For more than a week, China has been gripped by a new internet sensation: a herd of 15 marauding elephants that are large, lost and causing chaos in the southwestern part of the country.

Millions have joined live streams of elephants that have traveled more than 300 miles across the country since fleeing a nature reserve in southern China last year.

And online, network users are following the transformation as elephants trample on crops, causing more than a million dollars in damage, and roam the cities, forcing locals to stay inside.

Not surprisingly, breakthrough stars appeared. Viewers are particularly fascinated by the herd’s three calves, including one born during the epic journey, according to China’s state-run Global Times.

More than 8 million people watched a video this week showing a calf trapped under an adult elephant during a group nap near Kunming City in southwestern Yunnan Province. Another clip shows baby elephants clumsily stumbling as they follow the herd across the field, while a separate video shows a calf sinking its head into a pool while trying to drink water.

“Will they get cold during sleep?” worried a user on the Weibo social media site as photos from the herd’s time went viral. “I want to put them under a quilt.”

Human stars have even tried to ride the celebrity elephants. According to the Global Times, internet stars are fighting to get hold of the remains of corn and pineapple, which the authorities leave to lure elephants away from the cities. Videos posted online show the stars collecting and eating pineapple leftovers to attract viewers, the outlet said.

It is not yet clear why elephants travel north. Some argue that the shrinking rainforests in their homes may have prompted the trip. Others say they could just be lost – something that also worries elephant fans online.

“It’s really sad that we don’t know when they will reach their destination,” wrote another Weibo user.

Deteriorated environment

There is a more serious side to elephant fun. Biologists see the situation as a warning of what happens when elephant habitats deteriorate.

Asian elephants are considered a protected species in China and about 300 of them live in Yunnan, according to Xinhua.

In the last few decades, agriculture has led to the loss of elephant habitats, leaving herds fragmented and isolated in increasingly shrinking plots of land, writes the newspaper Nature. Many elephants have been forced to seek food in agricultural areas, leading to an increase in human-elephant conflict over the past 10 years – something the authorities are clearly aware of.

Authorities are trying to divert elephants from the settlements to prevent any clashes. In late May, authorities set up a 24-hour command center to monitor elephants.

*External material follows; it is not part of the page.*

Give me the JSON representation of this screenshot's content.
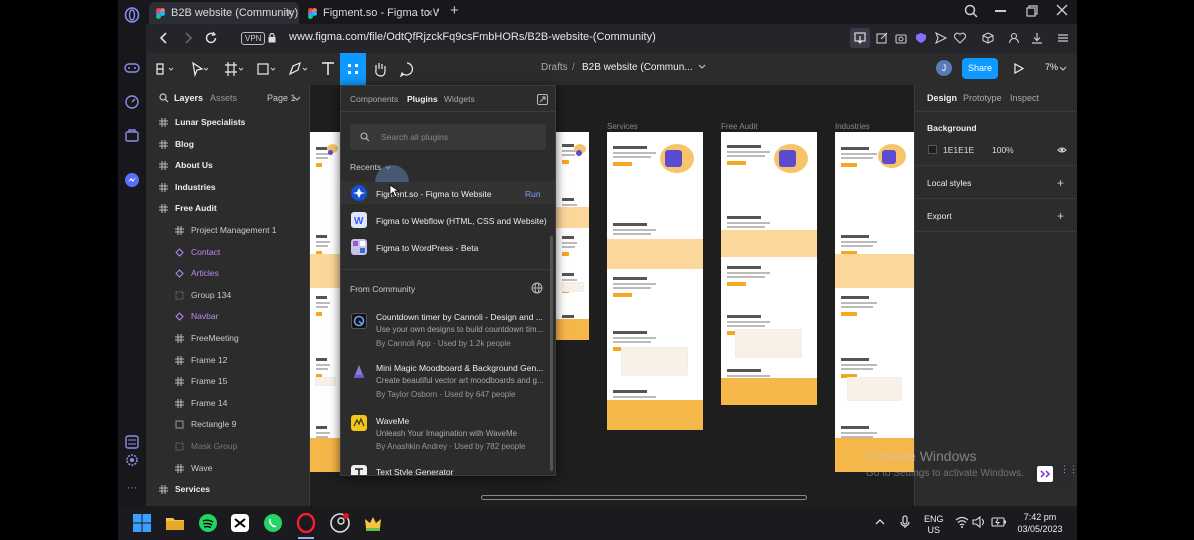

But the only way to prevent future elephant deportations is to restore their habitats and protect natural resources, said Zhang Li, a wildlife biologist and professor at Beijing Normal University, according to the Global Times.

“Traditional buffer zones between humans and elephants are gradually disappearing, and the chances of elephants meeting humans naturally increase significantly,” Zhang said.


Source link